EXERCISE: Output exactly the lines from the one containing "Extract the structured" through the final line of the entries below, both included, and skip the pictures.

GIVEN DATA:
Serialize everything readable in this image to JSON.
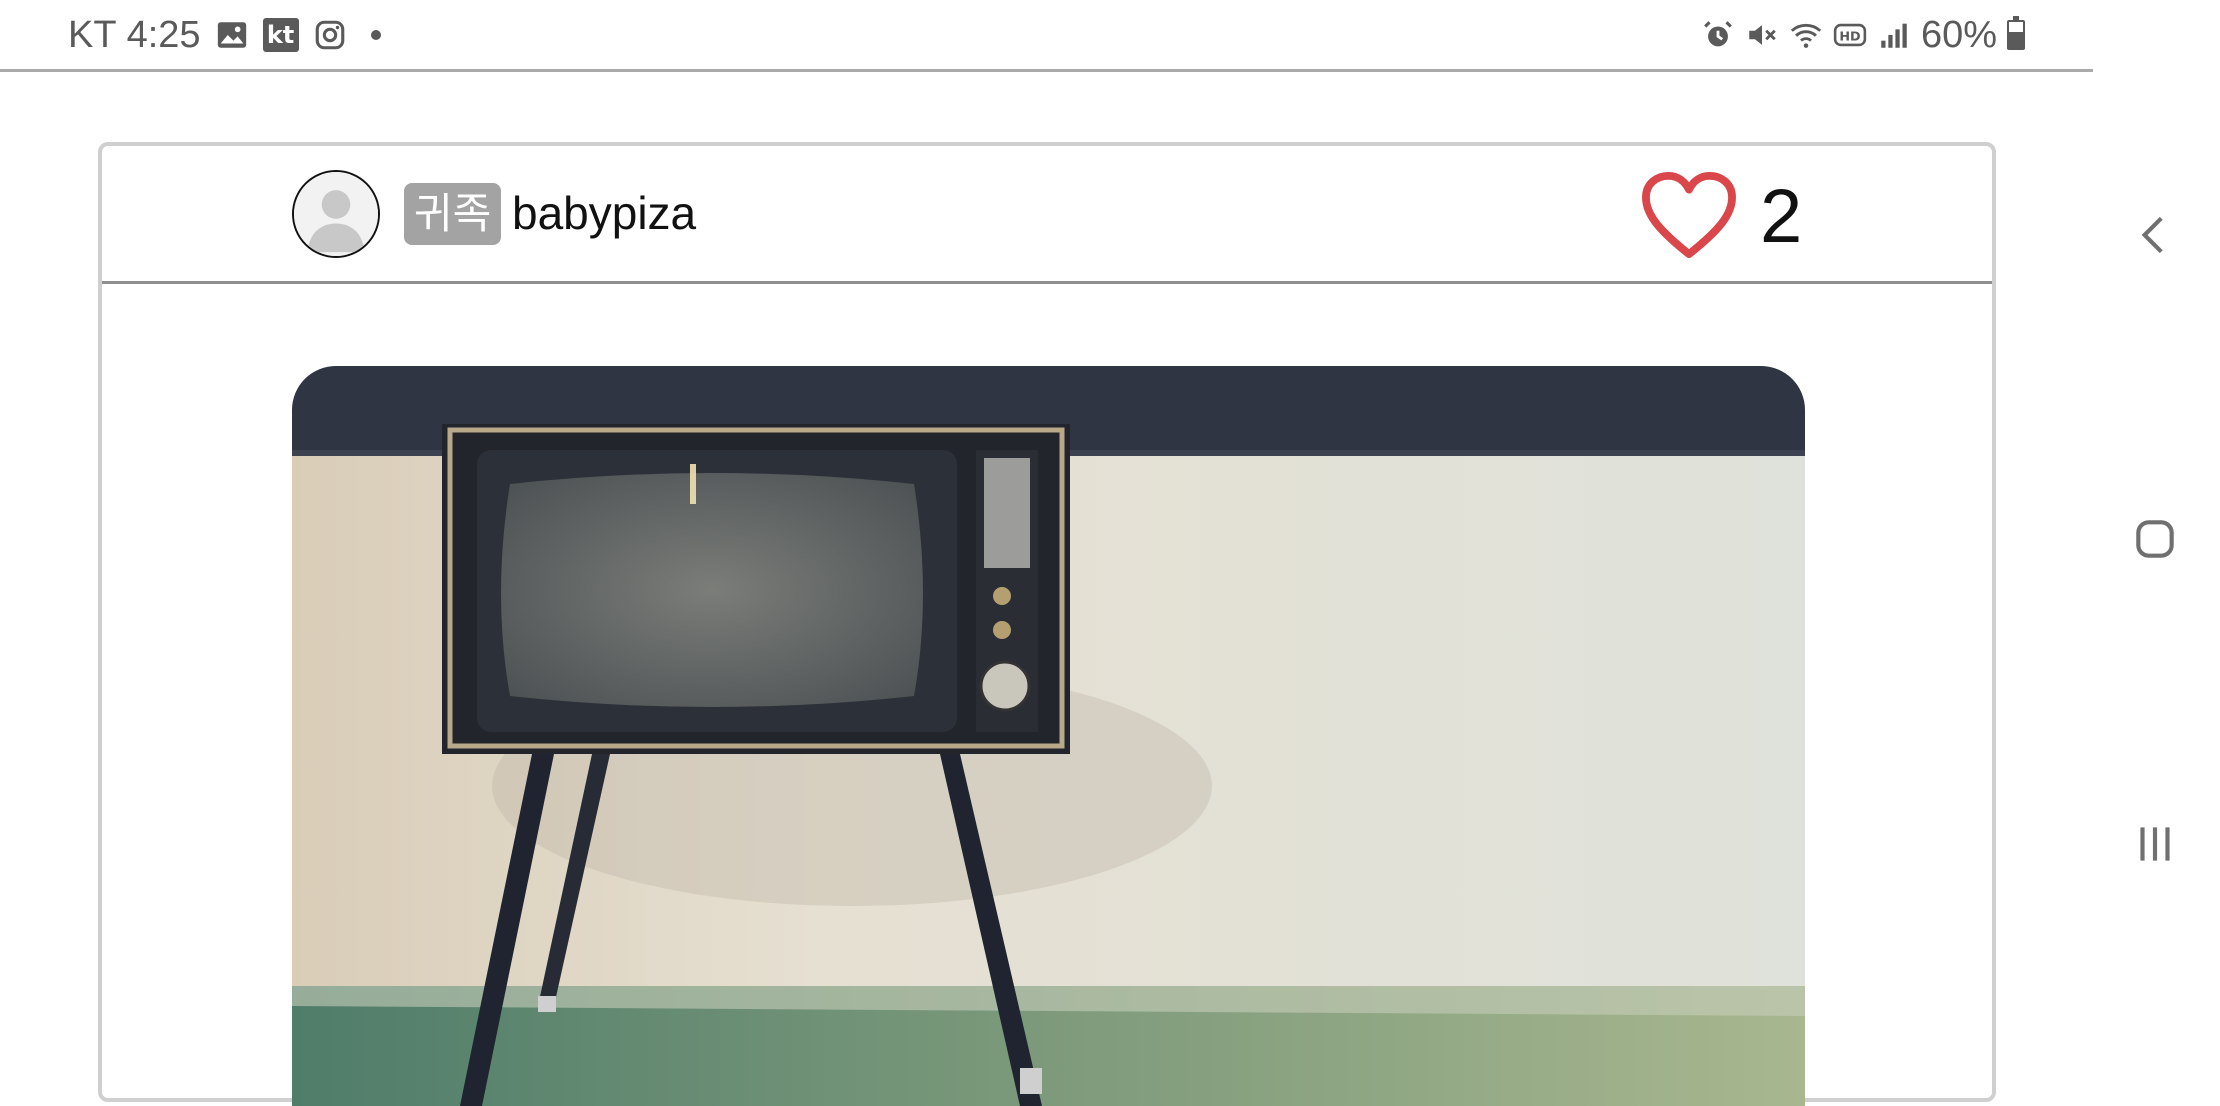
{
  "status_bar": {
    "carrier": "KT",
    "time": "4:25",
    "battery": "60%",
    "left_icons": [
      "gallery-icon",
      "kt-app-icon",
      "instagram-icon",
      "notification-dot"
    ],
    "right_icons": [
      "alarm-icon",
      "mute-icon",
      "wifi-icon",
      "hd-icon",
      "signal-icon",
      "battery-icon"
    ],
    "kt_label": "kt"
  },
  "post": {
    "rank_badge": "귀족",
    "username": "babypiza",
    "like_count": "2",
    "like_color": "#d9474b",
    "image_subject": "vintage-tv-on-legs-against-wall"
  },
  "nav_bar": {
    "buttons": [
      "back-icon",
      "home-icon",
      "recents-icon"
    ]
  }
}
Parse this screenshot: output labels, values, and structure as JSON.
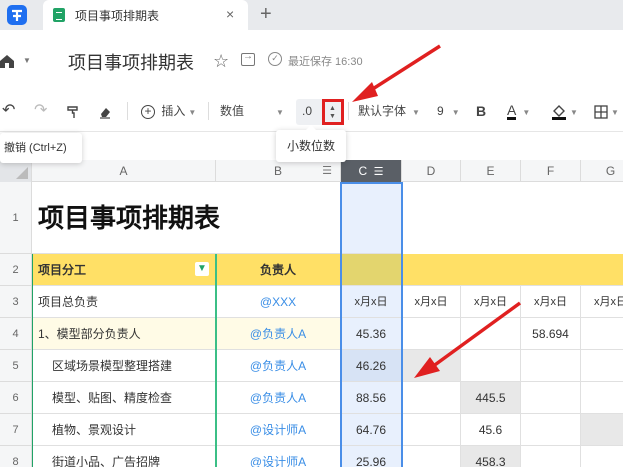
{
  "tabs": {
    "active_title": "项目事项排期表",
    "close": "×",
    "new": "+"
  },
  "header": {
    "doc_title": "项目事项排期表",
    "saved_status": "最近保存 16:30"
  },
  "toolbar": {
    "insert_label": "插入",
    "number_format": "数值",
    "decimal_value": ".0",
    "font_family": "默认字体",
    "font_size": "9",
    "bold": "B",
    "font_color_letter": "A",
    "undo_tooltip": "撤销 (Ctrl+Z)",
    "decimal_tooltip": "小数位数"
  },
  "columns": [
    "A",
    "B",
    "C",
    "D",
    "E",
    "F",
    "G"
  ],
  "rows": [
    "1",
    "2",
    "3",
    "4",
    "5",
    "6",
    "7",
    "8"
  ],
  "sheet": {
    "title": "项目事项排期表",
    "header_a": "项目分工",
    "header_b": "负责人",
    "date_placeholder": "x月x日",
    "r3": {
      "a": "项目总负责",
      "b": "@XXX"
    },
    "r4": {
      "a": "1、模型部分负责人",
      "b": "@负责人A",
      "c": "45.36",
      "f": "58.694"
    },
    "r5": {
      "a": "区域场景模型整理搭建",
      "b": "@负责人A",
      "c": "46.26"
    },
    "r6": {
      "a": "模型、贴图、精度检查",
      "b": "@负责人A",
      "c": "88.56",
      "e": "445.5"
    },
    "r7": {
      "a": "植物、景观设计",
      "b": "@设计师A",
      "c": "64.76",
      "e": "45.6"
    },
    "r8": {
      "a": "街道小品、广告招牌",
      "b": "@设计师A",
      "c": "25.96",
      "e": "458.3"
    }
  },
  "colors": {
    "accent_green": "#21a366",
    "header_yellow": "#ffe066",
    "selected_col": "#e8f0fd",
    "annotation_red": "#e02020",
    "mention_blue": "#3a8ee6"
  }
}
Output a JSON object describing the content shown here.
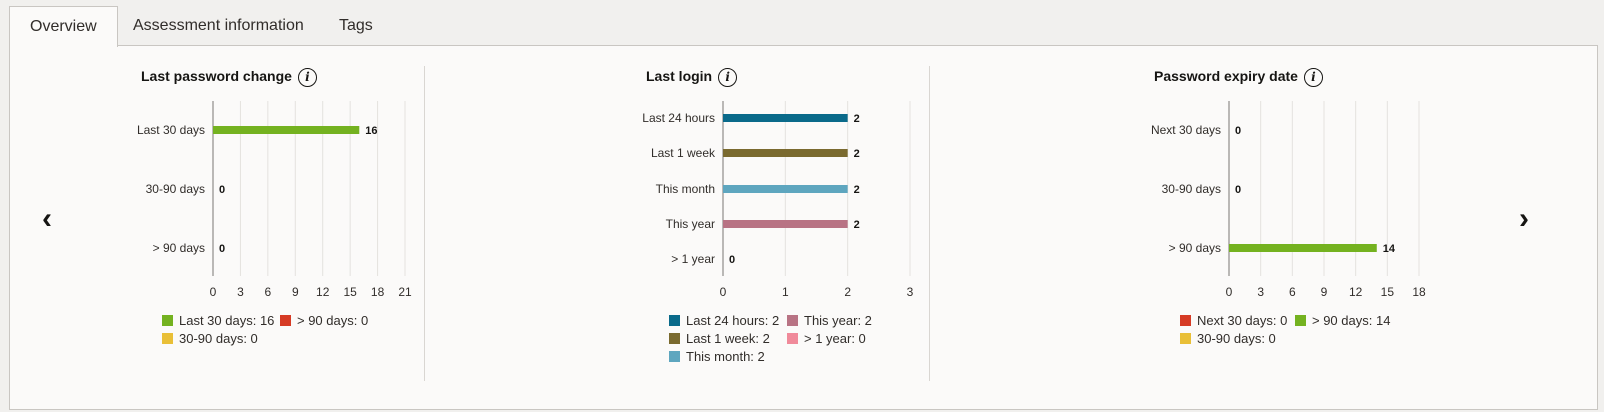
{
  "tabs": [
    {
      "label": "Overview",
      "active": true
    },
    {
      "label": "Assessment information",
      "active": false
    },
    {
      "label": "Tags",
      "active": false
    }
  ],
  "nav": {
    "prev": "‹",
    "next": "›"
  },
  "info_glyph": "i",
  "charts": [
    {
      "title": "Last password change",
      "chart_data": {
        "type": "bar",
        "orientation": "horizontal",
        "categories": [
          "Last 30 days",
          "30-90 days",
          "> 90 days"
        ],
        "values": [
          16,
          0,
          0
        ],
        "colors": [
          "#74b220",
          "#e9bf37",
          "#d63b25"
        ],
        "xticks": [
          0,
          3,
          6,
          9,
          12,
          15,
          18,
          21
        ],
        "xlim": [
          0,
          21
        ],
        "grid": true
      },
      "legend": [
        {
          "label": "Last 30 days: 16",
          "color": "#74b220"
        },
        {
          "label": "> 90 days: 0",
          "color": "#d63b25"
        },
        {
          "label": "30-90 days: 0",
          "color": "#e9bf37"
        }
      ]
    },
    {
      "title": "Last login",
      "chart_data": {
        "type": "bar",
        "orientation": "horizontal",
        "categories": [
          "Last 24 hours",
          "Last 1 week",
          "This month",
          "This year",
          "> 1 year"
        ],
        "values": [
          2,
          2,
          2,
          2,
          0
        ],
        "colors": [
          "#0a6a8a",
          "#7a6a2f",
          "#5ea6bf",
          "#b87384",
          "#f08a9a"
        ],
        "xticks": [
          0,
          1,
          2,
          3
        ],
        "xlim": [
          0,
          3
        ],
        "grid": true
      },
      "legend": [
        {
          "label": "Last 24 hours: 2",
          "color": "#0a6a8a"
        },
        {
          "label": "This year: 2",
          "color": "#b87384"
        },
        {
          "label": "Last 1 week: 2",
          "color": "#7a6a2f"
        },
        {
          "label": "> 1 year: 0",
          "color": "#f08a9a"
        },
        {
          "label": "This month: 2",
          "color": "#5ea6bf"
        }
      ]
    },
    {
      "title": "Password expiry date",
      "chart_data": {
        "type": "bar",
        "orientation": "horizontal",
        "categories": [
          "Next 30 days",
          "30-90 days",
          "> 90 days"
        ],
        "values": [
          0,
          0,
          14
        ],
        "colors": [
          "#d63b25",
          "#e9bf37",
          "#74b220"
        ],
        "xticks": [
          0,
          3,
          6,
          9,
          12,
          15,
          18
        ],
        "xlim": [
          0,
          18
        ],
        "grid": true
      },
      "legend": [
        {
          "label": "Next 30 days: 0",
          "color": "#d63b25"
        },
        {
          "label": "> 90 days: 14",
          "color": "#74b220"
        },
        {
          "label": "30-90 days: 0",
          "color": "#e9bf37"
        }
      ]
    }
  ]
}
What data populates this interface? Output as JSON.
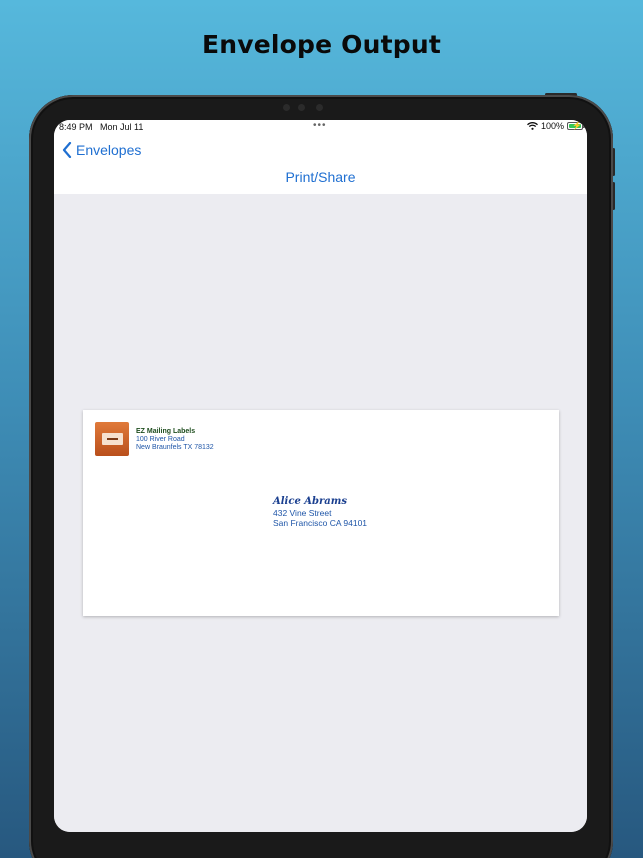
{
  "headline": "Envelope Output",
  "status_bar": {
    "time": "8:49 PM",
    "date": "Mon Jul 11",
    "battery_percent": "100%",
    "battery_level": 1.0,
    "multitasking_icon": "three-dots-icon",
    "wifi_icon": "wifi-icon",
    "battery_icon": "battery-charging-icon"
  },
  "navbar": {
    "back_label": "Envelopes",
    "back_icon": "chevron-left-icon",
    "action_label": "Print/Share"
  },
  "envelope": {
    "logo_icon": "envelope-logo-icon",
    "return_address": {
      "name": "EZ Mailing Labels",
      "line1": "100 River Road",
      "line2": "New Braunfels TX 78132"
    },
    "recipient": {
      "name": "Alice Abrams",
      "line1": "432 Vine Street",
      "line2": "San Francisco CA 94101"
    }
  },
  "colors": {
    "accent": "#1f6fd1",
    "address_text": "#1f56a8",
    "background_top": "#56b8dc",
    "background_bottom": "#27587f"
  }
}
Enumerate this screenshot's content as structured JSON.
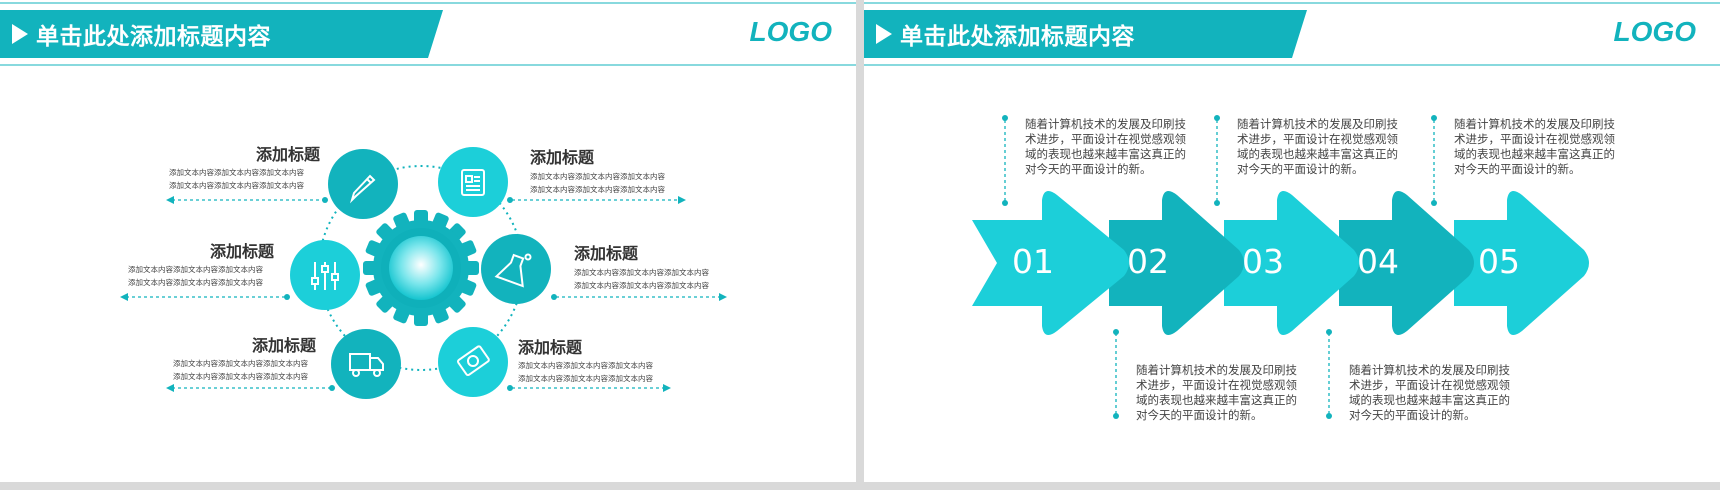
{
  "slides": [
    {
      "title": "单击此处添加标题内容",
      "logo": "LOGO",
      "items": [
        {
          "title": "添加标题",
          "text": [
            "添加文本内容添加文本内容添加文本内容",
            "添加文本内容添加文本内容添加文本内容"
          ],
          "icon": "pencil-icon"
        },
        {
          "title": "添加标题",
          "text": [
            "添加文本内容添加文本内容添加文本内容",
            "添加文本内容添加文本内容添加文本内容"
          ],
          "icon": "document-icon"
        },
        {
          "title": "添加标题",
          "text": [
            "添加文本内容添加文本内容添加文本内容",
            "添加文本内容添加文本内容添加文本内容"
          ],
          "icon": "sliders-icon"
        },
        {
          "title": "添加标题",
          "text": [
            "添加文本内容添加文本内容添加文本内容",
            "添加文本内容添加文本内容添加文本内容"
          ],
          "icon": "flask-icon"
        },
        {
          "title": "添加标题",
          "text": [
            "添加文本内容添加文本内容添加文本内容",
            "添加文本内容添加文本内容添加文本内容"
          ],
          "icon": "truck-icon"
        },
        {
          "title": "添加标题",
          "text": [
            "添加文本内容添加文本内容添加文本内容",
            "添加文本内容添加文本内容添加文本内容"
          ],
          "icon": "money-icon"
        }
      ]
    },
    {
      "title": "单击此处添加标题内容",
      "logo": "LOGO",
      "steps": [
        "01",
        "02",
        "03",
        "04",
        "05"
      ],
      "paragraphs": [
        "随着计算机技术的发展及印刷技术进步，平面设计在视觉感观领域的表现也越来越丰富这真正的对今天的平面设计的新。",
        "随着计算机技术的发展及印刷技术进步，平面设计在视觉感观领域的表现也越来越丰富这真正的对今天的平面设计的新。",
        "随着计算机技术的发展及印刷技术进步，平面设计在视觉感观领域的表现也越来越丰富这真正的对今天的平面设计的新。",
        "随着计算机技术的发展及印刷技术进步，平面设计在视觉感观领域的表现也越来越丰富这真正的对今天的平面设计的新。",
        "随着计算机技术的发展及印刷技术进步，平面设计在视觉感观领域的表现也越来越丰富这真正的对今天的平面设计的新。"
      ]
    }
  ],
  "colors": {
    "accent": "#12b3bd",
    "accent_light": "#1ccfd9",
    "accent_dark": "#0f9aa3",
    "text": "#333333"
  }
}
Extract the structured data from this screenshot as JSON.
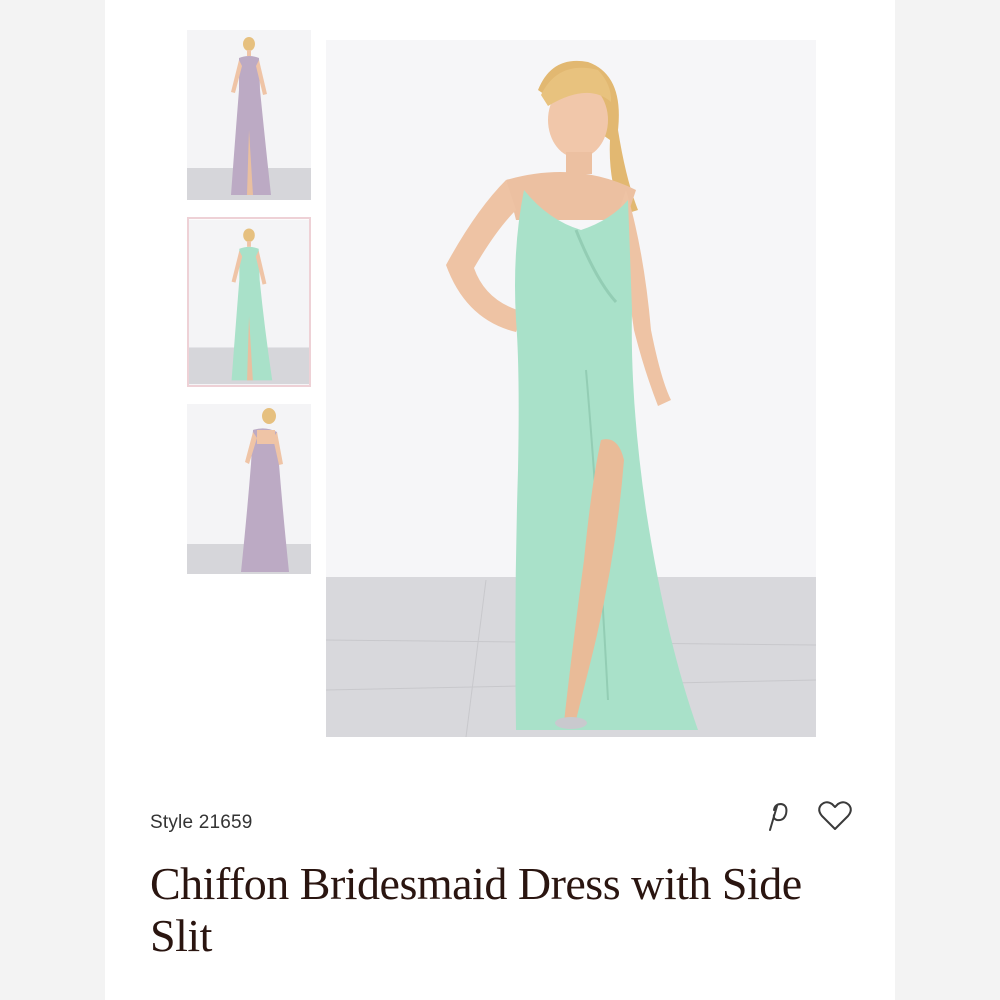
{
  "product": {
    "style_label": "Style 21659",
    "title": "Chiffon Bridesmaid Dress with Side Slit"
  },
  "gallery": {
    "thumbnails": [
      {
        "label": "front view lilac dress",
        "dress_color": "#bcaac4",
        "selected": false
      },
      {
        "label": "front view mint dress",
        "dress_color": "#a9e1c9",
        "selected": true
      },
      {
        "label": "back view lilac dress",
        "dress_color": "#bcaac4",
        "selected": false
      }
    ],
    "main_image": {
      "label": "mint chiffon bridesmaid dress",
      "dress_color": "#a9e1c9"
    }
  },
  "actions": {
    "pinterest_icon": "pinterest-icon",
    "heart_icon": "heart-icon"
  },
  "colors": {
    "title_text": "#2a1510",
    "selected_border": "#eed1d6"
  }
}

RESULT OF THE TASK:
Extract the structured data from this screenshot as JSON.
{
  "product": {
    "style_label": "Style 21659",
    "title": "Chiffon Bridesmaid Dress with Side Slit"
  },
  "gallery": {
    "thumbnails": [
      {
        "label": "front view lilac dress",
        "dress_color": "#bcaac4",
        "selected": false
      },
      {
        "label": "front view mint dress",
        "dress_color": "#a9e1c9",
        "selected": true
      },
      {
        "label": "back view lilac dress",
        "dress_color": "#bcaac4",
        "selected": false
      }
    ],
    "main_image": {
      "label": "mint chiffon bridesmaid dress",
      "dress_color": "#a9e1c9"
    }
  },
  "actions": {
    "pinterest_icon": "pinterest-icon",
    "heart_icon": "heart-icon"
  },
  "colors": {
    "title_text": "#2a1510",
    "selected_border": "#eed1d6"
  }
}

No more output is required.